There’s a club on campus that is wide open to any student, regardless of major or year. Dues are only $10 and they go toward snacks and props. All they ask is for the desire to create something. It is the Appalachian Film Club.
In case the name of the club wasn’t clear, the Appalachian Film Club makes films. They go through the entire production process from an idea, to script writing, to acting, to editing the final product and sharing it for people to see.
Pre-production consists of scriptwriting and planning out the project, which can take a few weeks. After that’s through, they move to the production stage, where the actors bring the script to life and the videographers capture the story with cameras. Then they move to the post-production process, where they edit the footage down to their final product, which they share on Facebook and YouTube.
Club members make the most of what resources are available to them. Some members have their own cameras, but the rest of them can check out cameras, tripods and microphone equipment in the lower level of the library.
“I’ve told a lot of people that are in [the club] and also just interested in film, is that the best camera is the one that you have on you,” Thomas Fore, president of the Appalachian Film Club, said. “So even your phone can be your best camera.”

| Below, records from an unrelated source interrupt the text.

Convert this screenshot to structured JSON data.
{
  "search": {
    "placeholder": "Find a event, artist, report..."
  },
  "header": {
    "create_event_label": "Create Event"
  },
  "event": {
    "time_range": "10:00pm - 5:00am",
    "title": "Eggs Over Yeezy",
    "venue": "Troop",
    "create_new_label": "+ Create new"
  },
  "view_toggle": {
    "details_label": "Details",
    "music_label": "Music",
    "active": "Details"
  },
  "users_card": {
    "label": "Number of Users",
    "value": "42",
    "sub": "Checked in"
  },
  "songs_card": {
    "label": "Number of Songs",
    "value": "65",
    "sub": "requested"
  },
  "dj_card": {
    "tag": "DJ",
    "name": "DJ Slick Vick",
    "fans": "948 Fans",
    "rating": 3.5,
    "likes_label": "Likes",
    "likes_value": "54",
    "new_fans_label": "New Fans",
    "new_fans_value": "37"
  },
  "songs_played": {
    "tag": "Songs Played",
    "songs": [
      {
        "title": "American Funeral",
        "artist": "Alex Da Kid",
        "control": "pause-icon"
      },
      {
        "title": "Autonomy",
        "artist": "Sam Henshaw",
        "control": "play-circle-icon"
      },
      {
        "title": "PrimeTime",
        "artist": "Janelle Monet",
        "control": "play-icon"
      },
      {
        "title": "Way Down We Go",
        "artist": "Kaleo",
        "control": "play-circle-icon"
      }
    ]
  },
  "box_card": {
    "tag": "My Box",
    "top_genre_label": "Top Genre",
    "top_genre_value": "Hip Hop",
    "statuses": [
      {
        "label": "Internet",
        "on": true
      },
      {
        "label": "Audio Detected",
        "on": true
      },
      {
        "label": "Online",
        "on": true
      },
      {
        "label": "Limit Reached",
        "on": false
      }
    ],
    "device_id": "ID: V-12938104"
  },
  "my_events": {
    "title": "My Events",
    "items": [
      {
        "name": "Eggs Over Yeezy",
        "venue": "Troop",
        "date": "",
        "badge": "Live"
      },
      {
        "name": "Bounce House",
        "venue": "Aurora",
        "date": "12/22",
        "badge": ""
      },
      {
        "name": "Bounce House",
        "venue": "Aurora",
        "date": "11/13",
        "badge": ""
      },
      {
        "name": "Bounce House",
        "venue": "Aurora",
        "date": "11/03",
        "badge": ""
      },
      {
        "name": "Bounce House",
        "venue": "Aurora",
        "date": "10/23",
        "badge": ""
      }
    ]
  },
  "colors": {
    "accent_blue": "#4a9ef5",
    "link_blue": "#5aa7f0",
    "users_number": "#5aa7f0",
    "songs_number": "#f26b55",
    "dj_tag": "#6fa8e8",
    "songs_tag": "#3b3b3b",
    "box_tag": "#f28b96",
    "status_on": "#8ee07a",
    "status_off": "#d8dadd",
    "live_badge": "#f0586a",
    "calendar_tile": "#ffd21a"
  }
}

Fore is a junior criminal justice major, but film has always been his hobby. Before joining the club last year, he said he wanted to create something, but didn’t have any friends who were interested. Then he joined the club and started sharing his ideas, and suddenly he had people that wanted to create, too.
“If you’ve ever wanted to express yourself creatively, this is the place to do that,” Fore said. “If you’ve ever had something that you wanted to show the world, or at least campus, this is somewhere you can do that.”
The projects the Appalachian Film Club makes depend on what members want to do. Past works have ranged from a two-minute political parody to a piece that took an entire semester to make. A big part of Film Club is being able to ask club members to help with a project, and they’ll volunteer. Club members have a wide spectrum of talents, from the actors that express themselves in front of the camera to the screenwriters and editors that express themselves behind the lens.
“We want to welcome people and we want to make them feel at home, and help them expand their interests and love for film, and acting and writing,” Cali O’Mailia, senior English major and secretary of the club, said.
It’s not too late to join. “We are always open to welcome new members!” O’Mailia said. “I love this group so much. We’ve created a lot of amazing friendships and a lot of funny stories.”
In addition to his role as club treasurer, Nick Linnehan, a senior English major, said, “I find that it is my obligation to assist novice filmmakers in any way that I can.”
Linnehan specializes in creative writing and lends his talents to the screenwriting and directing parts of the production process.
“I would have to say that the best part of film club would have to be making new acquaintances and friendships as we all work together on projects,” Linnehan said. “A lot of us strive to have new projects to display on our portfolios, but more importantly we strive to have fun during the production process rather than stress over something we all love.”
The club hasn’t picked a date yet, but at some point this year they are looking to host another 36 Hour Film Festival. The festival pushes movie lovers to write and edit a film all in 36 hours. At the end of last year’s festival, the participants took over the Greenbriar Theater for the night to watch and celebrate the premiere of all their hard work. The festival was an open call, so anyone could participate. Film lovers should keep an eye out for the festival announcement later in the year.
If students want to learn more about what the Appalachian Film Club is up to, or see their work, check out their Facebook page and YouTube channel. Club meetings are on Tuesday nights at 6:15 p.m.
Story by: Natalie Broome, Intern A&E Reporter
Photos by: Emily Nance, Intern Photographer